Matgamna’s view is that it is essentially Stalinism and its legacy that has created ‘the ideological chaos that still engulfs the Left’. Yet Lenin is left untouched. In 1919 the teaching of Hebrew was prohibited in Russia and many Jewish communal institutions were closed down. It can be argued, of course, that this was at the instigation of the Jewish Communists – many of whom were former Zionists. Yet Lenin did not act. Why?

Matgamna also argues that Jeremy Corbyn has reclaimed the party for the working class. Yet Corbyn has been closely associated with the pro-Kremlin section of the Communist Party – the ‘Straight Left’ faction which opposed perestroika and glasnost – since the 1980s. Some of whom attempted to provide an ‘understanding’ for Stalin and Stalinism while others even worked for the Soviet Novosti press agency – truly the purveyors of fake news. These associates now form Corbyn’s inner circle in the Labour party. While ‘Old Labour’ policies have been resurrected and indeed there has been a return to Labour’s traditional advocacy of a two state solution for the Israel-Palestine conflict, should we not be vigilant as the future unfolds?

At the end of his book, Sean Matgamna devotes a chapter to five who shaped the British Left: Tony Cliff, Ernest Mandel, Tony Benn, Gerry Healy and Ted Grant. All fascinating vignettes of these figures – what is left unsaid is their relationship with Jews and Zionism. Three – Cliff, Mandel and Grant – were Jewish. Tony Cliff (Socialist Workers Party) aka Ygael Gluckstein came from the bosom of the Zionist elite in pre-state Palestine. The South African, Isaac Blank, also embraced anglicisation and proletarianised his name to Ted Grant (Militant Tendency). Ezra Mandel and Abraham Wajnstok were Jews of Polish origin who had flirted with Marxism Zionism. But as with Cliff and Grant, the aggressive march of Nazism during the 1930s, the Stalinist show trials of old Bolsheviks and the seemingly irrelevance of Zionism pushed them towards Trotskyism. At the war’s end, Ezra emerged as Ernest Mandel, having been partly protected by his father’s wealth as an Antwerp diamond merchant – although he was incarcerated in Flossenberg concentration camp. Abraham Wajnstok died at Auschwitz but was resurrected by the far Left after 1967 as Abraham Leon, author of The Jewish Question: A Marxist Interpretation. This became de rigueur reading for the anti-Zionists of the New Left.
Tony Benn, of course, was worshipped in old age by the far Left. In the 1950s he was an uber-Zionist and a regular contributor to the Jewish Vanguard, the weekly publication of the Labour Zionists. While Matgamna rightly condemns the ‘Right of Return’ of the Palestinians as a means of denying the right of the Jews of Israel to national
self-determination, he omits to say that Tony Benn, towards the end of his life, attended the movement’s rallies at Trafalgar Square. Benn was both unable and unwilling to explain such ideological inconsistencies.

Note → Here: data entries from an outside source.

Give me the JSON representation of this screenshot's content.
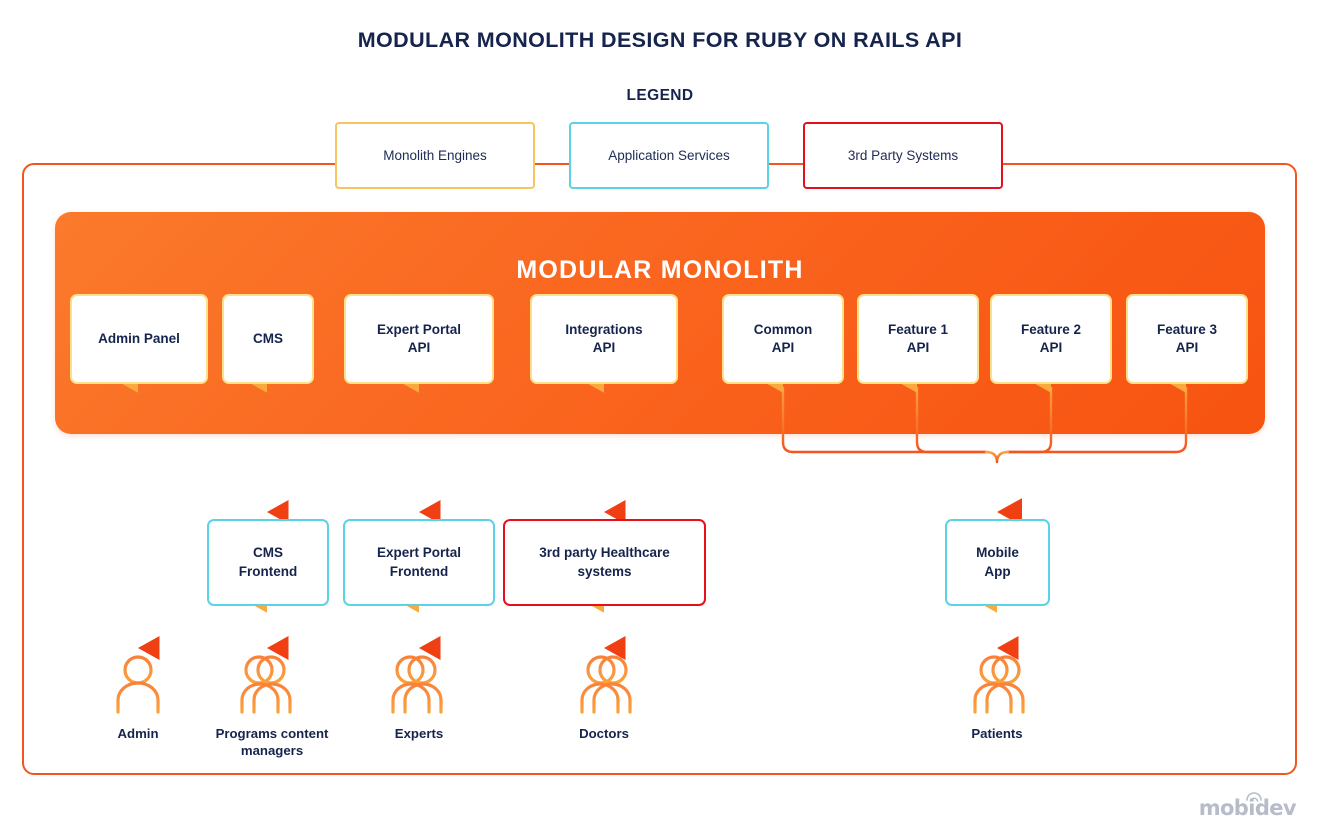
{
  "title": "MODULAR MONOLITH DESIGN FOR RUBY ON RAILS API",
  "legend": {
    "heading": "LEGEND",
    "items": [
      {
        "label": "Monolith Engines",
        "color": "#f6c560",
        "kind": "monolith-engines"
      },
      {
        "label": "Application Services",
        "color": "#5ad3e6",
        "kind": "application-services"
      },
      {
        "label": "3rd Party Systems",
        "color": "#e60f1b",
        "kind": "third-party-systems"
      }
    ]
  },
  "monolith": {
    "heading": "MODULAR MONOLITH",
    "fill_start": "#fb7a2b",
    "fill_end": "#f75311",
    "modules": [
      {
        "label": "Admin Panel",
        "line1": "Admin Panel",
        "line2": ""
      },
      {
        "label": "CMS",
        "line1": "CMS",
        "line2": ""
      },
      {
        "label": "Expert Portal API",
        "line1": "Expert Portal",
        "line2": "API"
      },
      {
        "label": "Integrations API",
        "line1": "Integrations",
        "line2": "API"
      },
      {
        "label": "Common API",
        "line1": "Common",
        "line2": "API"
      },
      {
        "label": "Feature 1 API",
        "line1": "Feature 1",
        "line2": "API"
      },
      {
        "label": "Feature 2 API",
        "line1": "Feature 2",
        "line2": "API"
      },
      {
        "label": "Feature 3 API",
        "line1": "Feature 3",
        "line2": "API"
      }
    ]
  },
  "consumers": [
    {
      "label": "CMS Frontend",
      "line1": "CMS",
      "line2": "Frontend",
      "kind": "application-services"
    },
    {
      "label": "Expert Portal Frontend",
      "line1": "Expert Portal",
      "line2": "Frontend",
      "kind": "application-services"
    },
    {
      "label": "3rd party Healthcare systems",
      "line1": "3rd party Healthcare",
      "line2": "systems",
      "kind": "third-party-systems"
    },
    {
      "label": "Mobile App",
      "line1": "Mobile",
      "line2": "App",
      "kind": "application-services"
    }
  ],
  "actors": [
    {
      "label": "Admin",
      "line1": "Admin",
      "line2": "",
      "icon": "user-icon"
    },
    {
      "label": "Programs content managers",
      "line1": "Programs content",
      "line2": "managers",
      "icon": "users-icon"
    },
    {
      "label": "Experts",
      "line1": "Experts",
      "line2": "",
      "icon": "users-icon"
    },
    {
      "label": "Doctors",
      "line1": "Doctors",
      "line2": "",
      "icon": "users-icon"
    },
    {
      "label": "Patients",
      "line1": "Patients",
      "line2": "",
      "icon": "users-icon"
    }
  ],
  "colors": {
    "orange_border": "#f4551f",
    "arrow_top": "#fbb040",
    "arrow_bottom": "#ef3f13",
    "text": "#16244d",
    "module_border": "#fde08a"
  },
  "branding": {
    "logo_text": "mobidev"
  }
}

Gerry Healy, of course, was the most sectarian of Trotskyist leaders. Jim Allen, author of the infamous play, Perdition, during the 1980s, the acclaimed filmmaker, Ken Loach and Vanessa Redgrave, the much-admired actress, were attracted by his world outlook. Yet he also accepted funding from Muammar Gaddafi and Saddam Hussein for his Workers Revolutionary Party. He consequently became a devout advocate of the Palestinian cause through his newspaper Newsline and had a remarkably close relationship with Ken Livingstone. He was not averse to crossing the line when anti-Zionism tipped over into anti-Semitism.

Sean Matgamna’s book is a fascinating study of the British far Left – through argument and through experience. Clearly not everyone will warm to it, yet it is an important, unusual work for any reader interested in the Left’s tortuous relationship with Zionists and Jews in the Twenty-First century.

Colin Shindler is an emeritus professor at SOAS, University of London. His latest book, The Hebrew Republic: Israel’s Return to History is published by Rowman and Littlefield.

Cross-posted from Fathom journal